Allamu heard rushing water all around, but it was not the cramped, dank tunnel to the river. Instead, the sound was the roar of the ocean as he stood on the dock in the bustling port city of Kelmaars. Nearby, Sabit and Melcior surveyed the crew loading supplies onto the ship, preparing for its voyage that would take them well past the bay of Vert on their way to Allamu’s home of Urom.
Allamu stood apart from his fellows, huddled with a hooded figure. They spoke in hushed voices.
“Why would Qaansoole send you to me?” Allamu asked. “I expected she would never want to see me again. How can I trust your message?”
The other produced a golden coin. In size and shape, it matched the rom pieces traded by the merchants of Urom. However, where the rom bore the face of the king on one side and the sacred elephant on the other, this specimen showed an identical pachyderm on each face. “You once gave her this gift on a riverbank, coated with mud. Qaansoole is in great peril and beseeches you to go to the city of Vert to aid her.”
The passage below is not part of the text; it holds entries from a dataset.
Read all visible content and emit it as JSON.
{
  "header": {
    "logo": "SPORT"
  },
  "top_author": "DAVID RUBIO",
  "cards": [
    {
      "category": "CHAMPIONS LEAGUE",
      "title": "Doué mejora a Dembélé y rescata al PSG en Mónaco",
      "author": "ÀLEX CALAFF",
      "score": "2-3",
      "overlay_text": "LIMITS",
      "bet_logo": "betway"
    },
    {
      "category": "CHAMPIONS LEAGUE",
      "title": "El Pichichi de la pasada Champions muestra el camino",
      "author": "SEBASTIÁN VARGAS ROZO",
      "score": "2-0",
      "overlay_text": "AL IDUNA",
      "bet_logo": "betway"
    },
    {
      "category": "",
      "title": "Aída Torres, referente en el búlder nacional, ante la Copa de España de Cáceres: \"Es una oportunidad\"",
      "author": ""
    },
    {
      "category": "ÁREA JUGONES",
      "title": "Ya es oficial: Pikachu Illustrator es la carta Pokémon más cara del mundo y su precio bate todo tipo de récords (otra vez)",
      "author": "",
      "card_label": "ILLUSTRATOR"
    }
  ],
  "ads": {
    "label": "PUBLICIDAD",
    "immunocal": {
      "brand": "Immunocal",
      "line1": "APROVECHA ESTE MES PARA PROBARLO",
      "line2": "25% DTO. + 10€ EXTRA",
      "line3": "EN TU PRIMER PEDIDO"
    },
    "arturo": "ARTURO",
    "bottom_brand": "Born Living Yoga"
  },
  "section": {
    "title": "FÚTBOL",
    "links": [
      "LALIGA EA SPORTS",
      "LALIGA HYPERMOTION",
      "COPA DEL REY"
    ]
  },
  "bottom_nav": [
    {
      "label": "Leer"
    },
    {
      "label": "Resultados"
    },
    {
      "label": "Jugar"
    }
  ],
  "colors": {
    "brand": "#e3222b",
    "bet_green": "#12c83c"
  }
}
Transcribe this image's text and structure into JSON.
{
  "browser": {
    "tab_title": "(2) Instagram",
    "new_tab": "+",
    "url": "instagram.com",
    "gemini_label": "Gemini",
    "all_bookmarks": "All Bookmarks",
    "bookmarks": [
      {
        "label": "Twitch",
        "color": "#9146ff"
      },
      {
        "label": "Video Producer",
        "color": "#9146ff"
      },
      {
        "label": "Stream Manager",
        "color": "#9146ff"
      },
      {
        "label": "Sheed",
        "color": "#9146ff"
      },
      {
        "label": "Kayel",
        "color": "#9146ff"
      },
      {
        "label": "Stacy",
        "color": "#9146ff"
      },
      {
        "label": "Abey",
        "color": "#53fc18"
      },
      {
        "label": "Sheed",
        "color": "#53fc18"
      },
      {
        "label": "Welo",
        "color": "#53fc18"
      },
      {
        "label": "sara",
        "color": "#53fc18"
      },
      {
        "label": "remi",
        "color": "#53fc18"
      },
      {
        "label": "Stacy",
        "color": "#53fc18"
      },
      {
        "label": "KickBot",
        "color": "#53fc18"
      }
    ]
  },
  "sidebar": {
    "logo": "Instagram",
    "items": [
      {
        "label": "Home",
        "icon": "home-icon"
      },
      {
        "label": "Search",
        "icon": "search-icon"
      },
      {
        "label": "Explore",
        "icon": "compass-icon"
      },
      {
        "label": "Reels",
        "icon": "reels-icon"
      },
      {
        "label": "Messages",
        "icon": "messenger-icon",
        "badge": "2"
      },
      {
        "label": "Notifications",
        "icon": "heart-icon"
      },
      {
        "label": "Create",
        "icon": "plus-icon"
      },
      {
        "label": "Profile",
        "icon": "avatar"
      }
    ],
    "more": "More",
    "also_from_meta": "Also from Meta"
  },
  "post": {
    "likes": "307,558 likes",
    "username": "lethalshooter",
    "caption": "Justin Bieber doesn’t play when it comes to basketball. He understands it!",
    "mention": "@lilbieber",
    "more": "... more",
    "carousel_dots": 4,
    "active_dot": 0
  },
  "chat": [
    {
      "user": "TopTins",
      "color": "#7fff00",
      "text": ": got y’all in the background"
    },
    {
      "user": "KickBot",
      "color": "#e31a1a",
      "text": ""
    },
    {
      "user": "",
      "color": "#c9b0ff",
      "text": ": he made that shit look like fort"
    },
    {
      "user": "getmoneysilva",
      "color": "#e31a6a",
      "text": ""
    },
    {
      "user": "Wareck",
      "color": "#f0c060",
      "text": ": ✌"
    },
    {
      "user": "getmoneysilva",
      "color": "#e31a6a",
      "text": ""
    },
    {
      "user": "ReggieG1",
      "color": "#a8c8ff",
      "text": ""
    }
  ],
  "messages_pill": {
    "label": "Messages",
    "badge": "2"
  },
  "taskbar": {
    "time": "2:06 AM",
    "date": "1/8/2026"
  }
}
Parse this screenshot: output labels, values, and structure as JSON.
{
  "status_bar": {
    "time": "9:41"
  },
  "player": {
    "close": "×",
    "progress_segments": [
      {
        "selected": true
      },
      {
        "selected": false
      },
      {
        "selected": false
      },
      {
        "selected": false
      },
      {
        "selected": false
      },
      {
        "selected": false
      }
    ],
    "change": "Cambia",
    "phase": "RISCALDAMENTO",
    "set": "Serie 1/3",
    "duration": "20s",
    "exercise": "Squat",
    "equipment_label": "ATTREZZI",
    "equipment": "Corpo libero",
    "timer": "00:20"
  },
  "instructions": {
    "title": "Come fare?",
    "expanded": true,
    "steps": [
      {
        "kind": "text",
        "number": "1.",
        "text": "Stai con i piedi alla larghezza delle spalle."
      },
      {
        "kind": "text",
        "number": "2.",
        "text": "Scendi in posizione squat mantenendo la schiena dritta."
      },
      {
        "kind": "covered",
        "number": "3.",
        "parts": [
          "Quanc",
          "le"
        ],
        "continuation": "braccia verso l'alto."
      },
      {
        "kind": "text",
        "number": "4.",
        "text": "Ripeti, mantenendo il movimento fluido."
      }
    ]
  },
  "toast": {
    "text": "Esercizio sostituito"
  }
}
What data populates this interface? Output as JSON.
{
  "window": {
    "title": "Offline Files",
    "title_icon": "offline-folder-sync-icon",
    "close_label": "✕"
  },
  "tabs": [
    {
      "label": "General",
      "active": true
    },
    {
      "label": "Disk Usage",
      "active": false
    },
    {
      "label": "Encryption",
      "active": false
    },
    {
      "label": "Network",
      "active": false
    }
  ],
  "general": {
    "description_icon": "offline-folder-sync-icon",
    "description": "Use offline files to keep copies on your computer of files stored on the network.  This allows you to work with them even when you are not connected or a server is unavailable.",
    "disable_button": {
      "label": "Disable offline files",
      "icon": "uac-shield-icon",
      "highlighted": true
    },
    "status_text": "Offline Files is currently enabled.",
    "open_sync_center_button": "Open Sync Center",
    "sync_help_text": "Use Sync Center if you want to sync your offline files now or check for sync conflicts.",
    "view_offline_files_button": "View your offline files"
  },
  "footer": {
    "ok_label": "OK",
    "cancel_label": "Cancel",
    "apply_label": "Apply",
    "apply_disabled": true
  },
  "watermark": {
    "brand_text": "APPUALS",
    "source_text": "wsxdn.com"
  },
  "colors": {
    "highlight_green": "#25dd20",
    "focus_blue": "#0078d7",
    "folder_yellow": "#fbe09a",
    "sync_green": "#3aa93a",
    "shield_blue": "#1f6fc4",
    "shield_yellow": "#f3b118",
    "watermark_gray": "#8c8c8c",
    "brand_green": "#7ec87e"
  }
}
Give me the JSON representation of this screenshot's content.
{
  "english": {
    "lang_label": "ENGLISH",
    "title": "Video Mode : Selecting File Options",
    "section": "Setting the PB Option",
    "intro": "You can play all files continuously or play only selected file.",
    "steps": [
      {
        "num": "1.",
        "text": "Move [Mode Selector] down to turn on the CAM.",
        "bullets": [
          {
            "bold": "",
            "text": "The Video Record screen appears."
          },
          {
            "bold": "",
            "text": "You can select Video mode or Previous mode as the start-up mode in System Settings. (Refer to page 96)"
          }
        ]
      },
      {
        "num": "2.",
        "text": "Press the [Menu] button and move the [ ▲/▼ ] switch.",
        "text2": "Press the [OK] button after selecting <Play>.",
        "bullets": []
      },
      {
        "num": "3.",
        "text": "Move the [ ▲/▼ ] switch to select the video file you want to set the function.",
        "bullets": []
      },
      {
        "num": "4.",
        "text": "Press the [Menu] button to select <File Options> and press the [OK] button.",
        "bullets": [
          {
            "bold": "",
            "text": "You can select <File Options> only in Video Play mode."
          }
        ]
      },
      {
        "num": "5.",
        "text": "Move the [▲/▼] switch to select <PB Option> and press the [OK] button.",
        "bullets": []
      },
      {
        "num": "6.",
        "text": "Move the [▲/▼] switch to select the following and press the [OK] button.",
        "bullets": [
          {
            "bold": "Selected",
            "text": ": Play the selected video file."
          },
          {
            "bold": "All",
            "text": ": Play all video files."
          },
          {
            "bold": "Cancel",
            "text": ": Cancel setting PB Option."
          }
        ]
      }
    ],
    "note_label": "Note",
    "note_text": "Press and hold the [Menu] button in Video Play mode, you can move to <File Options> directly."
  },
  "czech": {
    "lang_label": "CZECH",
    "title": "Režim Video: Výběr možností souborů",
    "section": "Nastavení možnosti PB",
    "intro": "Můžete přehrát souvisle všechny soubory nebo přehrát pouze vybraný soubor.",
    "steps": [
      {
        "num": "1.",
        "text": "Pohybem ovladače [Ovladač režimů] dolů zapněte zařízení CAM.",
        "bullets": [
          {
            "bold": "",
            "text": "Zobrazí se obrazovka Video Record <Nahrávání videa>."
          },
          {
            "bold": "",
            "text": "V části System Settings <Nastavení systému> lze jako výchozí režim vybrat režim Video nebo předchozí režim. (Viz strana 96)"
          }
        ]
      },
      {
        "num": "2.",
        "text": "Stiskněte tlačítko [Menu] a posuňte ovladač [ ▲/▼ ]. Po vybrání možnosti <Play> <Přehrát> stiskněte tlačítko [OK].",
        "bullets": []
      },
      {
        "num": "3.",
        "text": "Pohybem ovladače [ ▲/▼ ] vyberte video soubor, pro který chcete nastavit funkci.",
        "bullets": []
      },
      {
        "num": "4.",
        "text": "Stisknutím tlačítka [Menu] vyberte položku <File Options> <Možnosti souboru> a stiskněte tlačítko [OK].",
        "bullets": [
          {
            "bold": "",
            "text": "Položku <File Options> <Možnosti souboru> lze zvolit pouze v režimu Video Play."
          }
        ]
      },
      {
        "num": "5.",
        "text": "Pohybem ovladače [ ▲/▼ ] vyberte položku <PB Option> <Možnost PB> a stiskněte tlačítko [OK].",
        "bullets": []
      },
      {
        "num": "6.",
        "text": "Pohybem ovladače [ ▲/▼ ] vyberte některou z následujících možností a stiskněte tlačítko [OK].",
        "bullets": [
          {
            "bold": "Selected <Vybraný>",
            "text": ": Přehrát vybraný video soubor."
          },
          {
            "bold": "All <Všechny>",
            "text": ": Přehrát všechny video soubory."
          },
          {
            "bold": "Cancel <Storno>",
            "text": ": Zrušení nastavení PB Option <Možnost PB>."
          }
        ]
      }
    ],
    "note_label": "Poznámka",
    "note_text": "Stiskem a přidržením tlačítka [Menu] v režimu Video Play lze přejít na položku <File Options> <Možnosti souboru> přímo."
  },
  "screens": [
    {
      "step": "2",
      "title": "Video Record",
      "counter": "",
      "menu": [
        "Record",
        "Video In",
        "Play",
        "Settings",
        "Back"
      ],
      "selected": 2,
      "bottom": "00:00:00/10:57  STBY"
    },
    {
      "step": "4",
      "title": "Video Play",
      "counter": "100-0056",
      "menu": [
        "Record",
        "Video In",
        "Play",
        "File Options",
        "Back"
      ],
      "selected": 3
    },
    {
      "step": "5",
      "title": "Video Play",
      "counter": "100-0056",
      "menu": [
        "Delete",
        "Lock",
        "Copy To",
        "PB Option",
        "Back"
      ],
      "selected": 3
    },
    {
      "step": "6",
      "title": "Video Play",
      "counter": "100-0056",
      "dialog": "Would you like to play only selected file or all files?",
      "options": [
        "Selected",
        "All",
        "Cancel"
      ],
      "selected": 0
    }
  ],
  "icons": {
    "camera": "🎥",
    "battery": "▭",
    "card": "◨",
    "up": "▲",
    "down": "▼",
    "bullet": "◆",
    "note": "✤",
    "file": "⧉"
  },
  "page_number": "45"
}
Allamu studied the intricate workmanship. There could be no mistaking its provenance. “I hardly command the ship. I cannot force them to go where I will.”
“You have always been resourceful,” the cloaked figure replied.
Days later, Allamu stood on the deck of the ship, anchored in the bay of Vert.* The sun shone in this memory, yet now, Allamu felt cold. He strode the deck and spoke to Sabit and to the crew. He convinced them to go up the river to Vert. His words were stirring and golden, yet sounded hollow to his ears.
Allamu could not change a single syllable of what he had said, of the lies he had told to entice the crew to go to the fabled city of Vert. Watching the faces of the crew as he spoke. Allamu could see the exact moment when his tales of the glory of Vert sank into their heart and they sided with him.
Here, in this twisted memory, when the first crewman was swayed to the cause of Vert, Allamu saw the man’s throat slit from ear to ear. From the next one, a spear burst through her chest.
One by one, Allamu saw his words—his lies—lead these people to their deaths. And he could not alter what he had already done.
When the fateful coin spun in the air, Allamu knew how it would fall—both sides bore the image of Urom’s sacred elephant. He could not lose—he would not allow it. They were going to Vert.
As the coin spun in the air, Allamu looked at Sabit—tall and proud and beautiful. She would never choose to go to Vert. Allamu’s lies were the only thing dragging her there.
The coin landed.
Sabit burst into flames.
*-Allamu convincing the crew to go to Vert is detailed in Wayfarings of Sabit: Broken Justice.
Wayfarings of Sabit: Tumult is copyright (c) 2017 by Michael S. Miller. All rights reserved. New chapters post every weekday. You can support this and other stories on Patreon: https://patreon.com/michaelsmiller or http://ipressgames.com/fiction/